* Task objective *
Copy each line below in which the word "this" occurs.

(Dataset rows describing interfaces)
=== Section Start ===

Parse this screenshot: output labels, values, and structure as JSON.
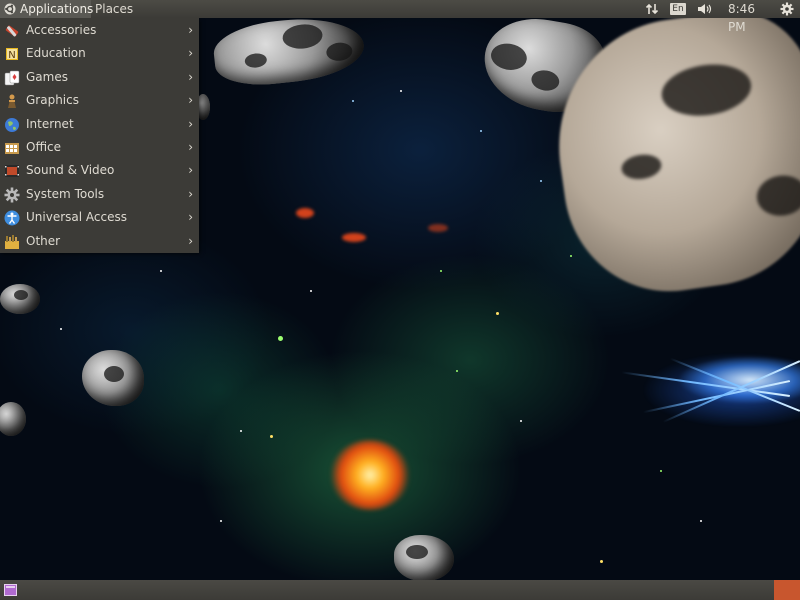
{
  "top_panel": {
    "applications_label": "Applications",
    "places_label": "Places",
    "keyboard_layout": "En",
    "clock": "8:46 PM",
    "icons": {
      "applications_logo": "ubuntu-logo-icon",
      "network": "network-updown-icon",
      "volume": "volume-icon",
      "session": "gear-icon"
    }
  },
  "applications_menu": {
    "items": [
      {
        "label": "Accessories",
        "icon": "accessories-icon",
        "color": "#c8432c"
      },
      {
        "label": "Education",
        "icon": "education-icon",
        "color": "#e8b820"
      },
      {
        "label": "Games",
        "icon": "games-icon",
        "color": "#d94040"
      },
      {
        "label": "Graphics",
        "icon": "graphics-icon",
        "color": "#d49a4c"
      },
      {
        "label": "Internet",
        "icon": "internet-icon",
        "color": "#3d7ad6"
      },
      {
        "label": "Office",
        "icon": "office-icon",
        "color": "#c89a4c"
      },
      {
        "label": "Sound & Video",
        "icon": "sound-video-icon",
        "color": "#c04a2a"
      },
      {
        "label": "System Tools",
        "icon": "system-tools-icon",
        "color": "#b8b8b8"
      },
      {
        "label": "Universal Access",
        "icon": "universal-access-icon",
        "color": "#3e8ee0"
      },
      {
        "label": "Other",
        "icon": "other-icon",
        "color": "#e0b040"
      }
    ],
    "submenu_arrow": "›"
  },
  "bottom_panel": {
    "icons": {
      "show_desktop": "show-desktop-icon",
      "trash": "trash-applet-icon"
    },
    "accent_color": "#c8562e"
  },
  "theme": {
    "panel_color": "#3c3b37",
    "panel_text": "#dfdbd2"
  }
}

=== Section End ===
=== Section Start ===

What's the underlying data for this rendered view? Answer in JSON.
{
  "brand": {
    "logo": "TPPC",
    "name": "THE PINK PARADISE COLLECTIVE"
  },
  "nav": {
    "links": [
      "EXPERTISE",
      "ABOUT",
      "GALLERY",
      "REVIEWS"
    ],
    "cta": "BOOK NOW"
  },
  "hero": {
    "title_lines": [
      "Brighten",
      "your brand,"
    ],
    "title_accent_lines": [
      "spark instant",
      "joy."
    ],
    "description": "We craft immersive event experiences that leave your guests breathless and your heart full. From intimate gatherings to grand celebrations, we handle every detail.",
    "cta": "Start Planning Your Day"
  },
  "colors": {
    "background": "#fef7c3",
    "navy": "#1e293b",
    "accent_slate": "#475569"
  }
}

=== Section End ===

* Completed task *
Parse this screenshot: output labels, values, and structure as JSON.
What's the underlying data for this rendered view? Answer in JSON.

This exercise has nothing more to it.